TASK GOAL: Return all lines from the listing below that include the word "your".

- Opening Delimiter -

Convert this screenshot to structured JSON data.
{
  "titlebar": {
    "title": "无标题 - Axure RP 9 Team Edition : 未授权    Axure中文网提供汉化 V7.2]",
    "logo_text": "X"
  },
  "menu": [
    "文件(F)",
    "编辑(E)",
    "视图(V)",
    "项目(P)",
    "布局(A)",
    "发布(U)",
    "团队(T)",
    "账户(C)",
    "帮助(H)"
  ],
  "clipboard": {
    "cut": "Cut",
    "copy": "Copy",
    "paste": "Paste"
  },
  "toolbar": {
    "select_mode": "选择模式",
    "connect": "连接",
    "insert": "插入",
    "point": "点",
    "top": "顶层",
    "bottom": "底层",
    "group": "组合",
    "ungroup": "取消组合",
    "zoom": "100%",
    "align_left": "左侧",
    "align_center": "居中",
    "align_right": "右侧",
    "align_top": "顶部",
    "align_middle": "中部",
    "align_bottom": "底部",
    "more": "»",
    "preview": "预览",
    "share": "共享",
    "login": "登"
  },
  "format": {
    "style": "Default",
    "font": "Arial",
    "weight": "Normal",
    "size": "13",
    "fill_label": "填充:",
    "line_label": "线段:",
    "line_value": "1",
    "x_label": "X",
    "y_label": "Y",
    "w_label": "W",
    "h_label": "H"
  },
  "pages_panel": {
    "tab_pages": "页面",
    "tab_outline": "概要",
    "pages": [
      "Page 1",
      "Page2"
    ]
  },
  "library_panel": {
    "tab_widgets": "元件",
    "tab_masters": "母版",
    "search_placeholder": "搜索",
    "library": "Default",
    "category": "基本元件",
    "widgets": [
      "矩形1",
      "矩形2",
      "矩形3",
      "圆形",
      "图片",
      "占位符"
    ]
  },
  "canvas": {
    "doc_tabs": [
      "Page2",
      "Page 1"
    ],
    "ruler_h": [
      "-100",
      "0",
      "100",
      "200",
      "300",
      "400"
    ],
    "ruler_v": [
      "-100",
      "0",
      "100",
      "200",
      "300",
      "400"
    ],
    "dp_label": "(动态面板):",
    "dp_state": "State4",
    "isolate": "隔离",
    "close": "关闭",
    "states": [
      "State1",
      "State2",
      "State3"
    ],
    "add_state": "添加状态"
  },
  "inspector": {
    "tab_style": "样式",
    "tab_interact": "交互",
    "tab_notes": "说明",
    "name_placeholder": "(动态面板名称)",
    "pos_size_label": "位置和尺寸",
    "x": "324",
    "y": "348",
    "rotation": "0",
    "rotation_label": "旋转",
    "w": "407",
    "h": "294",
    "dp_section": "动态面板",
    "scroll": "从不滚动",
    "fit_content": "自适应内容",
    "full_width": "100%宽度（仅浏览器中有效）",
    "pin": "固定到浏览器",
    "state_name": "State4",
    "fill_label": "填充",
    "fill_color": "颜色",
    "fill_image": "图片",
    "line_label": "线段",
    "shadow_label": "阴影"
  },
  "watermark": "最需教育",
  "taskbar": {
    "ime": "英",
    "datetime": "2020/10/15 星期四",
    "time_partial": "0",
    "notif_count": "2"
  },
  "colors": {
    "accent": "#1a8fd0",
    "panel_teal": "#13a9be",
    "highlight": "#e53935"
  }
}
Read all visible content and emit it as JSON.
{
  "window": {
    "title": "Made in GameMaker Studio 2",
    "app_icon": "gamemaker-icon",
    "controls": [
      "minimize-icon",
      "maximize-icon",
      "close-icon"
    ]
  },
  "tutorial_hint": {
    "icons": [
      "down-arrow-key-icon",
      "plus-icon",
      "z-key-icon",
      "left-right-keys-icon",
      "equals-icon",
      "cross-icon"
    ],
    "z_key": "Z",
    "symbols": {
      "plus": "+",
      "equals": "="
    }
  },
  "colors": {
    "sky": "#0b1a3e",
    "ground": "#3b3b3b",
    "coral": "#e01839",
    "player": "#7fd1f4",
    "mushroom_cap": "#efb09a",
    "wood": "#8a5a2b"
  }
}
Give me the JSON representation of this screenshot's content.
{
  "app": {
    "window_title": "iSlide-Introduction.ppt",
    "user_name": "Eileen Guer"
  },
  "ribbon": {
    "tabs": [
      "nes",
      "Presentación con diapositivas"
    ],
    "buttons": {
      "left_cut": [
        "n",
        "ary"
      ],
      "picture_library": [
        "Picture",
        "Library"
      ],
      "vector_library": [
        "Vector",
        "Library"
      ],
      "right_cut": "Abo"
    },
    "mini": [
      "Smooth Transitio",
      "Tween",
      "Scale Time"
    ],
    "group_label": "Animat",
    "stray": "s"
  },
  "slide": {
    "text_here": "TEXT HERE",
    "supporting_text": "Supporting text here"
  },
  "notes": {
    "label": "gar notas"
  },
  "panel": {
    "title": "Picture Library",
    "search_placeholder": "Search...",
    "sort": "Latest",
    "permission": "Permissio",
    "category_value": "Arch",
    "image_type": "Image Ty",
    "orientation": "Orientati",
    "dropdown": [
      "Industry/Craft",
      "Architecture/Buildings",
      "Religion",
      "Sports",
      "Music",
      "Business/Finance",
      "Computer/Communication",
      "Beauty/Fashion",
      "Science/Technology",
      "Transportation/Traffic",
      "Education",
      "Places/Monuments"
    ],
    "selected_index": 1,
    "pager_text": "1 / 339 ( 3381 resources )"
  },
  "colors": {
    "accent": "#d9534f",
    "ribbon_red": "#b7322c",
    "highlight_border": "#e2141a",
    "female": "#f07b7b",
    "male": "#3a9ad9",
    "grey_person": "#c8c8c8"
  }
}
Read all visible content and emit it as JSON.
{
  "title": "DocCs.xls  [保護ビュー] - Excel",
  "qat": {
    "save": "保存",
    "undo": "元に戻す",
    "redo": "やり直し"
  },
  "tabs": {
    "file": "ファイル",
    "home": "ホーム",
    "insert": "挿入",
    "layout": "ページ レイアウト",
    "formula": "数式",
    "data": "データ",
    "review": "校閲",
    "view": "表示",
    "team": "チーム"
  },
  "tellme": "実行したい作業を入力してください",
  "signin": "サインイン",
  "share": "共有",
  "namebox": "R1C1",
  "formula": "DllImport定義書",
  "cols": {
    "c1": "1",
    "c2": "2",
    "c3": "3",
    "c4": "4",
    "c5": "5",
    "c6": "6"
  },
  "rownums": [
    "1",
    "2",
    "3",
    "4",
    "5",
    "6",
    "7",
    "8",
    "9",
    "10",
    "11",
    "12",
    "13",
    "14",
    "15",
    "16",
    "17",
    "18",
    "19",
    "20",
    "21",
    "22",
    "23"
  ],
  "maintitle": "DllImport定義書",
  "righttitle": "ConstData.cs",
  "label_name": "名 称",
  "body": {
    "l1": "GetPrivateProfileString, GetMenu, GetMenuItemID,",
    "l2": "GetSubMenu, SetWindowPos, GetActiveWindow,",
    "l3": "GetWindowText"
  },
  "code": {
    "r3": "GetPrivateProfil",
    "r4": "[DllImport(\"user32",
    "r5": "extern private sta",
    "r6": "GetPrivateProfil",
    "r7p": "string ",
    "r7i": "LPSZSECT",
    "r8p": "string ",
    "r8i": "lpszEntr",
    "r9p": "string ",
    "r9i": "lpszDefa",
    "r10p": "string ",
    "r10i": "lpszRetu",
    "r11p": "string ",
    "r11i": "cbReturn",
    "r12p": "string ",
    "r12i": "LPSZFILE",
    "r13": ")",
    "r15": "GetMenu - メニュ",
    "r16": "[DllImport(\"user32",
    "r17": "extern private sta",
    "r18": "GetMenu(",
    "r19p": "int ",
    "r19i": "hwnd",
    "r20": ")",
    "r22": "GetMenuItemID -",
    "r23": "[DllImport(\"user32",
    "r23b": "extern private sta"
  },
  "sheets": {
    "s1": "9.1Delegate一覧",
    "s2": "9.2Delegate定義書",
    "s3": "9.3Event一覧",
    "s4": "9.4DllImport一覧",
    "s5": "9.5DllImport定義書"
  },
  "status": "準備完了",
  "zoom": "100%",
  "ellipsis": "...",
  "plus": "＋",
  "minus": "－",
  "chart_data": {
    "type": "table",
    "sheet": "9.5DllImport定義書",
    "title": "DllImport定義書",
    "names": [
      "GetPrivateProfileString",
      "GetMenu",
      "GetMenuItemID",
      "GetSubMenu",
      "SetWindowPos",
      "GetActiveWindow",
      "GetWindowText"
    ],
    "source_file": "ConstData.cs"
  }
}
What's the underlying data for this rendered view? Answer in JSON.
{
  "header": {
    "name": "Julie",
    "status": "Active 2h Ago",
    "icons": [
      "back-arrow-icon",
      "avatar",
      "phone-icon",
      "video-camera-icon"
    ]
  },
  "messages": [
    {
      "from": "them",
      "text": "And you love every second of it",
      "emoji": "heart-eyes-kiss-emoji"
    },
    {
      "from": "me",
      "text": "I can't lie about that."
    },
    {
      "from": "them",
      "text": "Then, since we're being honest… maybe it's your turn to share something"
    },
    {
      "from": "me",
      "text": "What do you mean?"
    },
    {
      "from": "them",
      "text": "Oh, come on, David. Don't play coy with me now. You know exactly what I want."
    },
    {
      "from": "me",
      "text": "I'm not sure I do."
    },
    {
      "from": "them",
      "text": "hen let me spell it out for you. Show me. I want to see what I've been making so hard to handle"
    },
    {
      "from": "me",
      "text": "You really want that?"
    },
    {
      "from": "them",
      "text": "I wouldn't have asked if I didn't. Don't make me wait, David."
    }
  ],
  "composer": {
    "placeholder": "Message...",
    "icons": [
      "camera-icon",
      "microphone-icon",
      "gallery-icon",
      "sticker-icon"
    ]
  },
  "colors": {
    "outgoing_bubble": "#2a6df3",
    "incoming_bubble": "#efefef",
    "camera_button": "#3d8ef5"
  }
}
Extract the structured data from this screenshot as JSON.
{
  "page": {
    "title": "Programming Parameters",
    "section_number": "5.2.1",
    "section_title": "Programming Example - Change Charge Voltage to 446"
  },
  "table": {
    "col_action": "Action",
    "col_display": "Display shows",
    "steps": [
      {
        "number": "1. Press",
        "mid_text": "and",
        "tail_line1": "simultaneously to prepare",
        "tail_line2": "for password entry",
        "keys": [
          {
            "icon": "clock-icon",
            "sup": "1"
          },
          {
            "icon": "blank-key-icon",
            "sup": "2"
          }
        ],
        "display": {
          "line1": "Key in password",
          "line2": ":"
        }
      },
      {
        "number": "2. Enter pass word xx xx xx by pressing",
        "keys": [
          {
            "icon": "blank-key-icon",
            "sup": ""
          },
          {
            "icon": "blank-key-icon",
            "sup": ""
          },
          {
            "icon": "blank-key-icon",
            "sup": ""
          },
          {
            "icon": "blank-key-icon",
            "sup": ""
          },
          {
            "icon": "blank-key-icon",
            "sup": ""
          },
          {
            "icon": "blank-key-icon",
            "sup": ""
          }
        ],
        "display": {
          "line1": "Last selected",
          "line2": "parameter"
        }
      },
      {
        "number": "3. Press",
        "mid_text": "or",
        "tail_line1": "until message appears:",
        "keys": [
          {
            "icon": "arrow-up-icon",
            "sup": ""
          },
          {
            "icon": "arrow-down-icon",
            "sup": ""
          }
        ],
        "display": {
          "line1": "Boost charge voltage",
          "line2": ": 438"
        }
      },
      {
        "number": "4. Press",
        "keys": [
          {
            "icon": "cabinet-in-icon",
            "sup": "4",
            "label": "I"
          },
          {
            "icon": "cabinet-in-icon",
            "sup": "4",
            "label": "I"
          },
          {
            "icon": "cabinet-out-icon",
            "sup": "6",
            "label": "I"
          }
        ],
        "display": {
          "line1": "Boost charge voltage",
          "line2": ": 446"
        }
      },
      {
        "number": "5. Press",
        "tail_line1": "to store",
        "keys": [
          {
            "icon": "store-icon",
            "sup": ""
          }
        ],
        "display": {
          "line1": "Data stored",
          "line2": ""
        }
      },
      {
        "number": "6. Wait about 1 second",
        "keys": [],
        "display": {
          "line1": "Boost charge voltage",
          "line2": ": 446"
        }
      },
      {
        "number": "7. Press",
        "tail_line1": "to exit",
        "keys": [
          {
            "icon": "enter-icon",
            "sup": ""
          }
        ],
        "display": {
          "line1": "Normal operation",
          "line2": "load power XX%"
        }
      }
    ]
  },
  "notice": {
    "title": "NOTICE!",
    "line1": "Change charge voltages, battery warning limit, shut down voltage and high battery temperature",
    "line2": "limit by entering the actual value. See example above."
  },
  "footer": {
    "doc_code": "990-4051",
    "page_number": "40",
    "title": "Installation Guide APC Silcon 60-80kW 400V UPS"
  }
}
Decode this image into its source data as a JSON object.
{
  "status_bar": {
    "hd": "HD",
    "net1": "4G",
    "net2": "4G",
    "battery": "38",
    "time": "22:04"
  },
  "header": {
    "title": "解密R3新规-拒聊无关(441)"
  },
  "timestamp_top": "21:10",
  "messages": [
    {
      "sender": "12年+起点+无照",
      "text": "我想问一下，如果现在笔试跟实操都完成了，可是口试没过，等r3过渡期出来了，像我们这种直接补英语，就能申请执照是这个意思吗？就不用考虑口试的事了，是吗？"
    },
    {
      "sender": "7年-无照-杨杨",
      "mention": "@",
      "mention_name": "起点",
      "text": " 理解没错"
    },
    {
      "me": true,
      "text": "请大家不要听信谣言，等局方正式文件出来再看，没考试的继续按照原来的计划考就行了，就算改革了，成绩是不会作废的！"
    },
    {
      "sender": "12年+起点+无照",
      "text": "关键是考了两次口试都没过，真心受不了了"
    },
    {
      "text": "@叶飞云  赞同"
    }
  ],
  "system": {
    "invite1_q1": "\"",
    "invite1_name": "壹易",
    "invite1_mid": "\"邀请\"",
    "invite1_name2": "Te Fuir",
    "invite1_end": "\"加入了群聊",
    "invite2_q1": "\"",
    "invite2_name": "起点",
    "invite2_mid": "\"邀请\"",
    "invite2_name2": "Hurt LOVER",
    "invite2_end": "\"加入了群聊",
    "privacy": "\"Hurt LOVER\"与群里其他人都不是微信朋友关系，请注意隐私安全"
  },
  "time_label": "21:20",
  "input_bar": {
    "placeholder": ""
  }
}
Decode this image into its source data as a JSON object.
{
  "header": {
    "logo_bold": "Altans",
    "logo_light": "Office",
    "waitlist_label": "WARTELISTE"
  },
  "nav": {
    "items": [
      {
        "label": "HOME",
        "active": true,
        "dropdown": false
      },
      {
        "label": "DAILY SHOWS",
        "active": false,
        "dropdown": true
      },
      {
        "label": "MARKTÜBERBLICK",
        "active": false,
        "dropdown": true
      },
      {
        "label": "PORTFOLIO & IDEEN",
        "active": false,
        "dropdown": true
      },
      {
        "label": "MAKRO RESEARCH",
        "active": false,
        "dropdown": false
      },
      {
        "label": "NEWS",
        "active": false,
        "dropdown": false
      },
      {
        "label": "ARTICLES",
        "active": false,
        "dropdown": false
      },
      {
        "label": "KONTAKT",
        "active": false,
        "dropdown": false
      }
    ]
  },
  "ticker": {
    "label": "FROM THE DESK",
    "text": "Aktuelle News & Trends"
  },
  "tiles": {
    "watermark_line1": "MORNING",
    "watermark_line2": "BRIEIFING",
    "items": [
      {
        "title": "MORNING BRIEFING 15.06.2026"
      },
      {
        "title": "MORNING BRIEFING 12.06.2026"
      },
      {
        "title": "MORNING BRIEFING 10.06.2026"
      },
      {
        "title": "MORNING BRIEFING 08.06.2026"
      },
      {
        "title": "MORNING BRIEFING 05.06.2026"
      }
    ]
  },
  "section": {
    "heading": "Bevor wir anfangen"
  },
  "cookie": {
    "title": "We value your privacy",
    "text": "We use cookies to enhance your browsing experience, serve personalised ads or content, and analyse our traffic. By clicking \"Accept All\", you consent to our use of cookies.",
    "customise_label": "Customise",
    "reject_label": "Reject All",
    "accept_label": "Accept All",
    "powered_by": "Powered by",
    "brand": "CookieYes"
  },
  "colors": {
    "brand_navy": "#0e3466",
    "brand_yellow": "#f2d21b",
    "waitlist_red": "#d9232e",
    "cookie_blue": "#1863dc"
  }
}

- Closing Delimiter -

EXPECTED ANSWER:
      "text": "Then, since we're being honest… maybe it's your turn to share something"
    "title": "We value your privacy",
    "text": "We use cookies to enhance your browsing experience, serve personalised ads or content, and analyse our traffic. By clicking \"Accept All\", you consent to our use of cookies.",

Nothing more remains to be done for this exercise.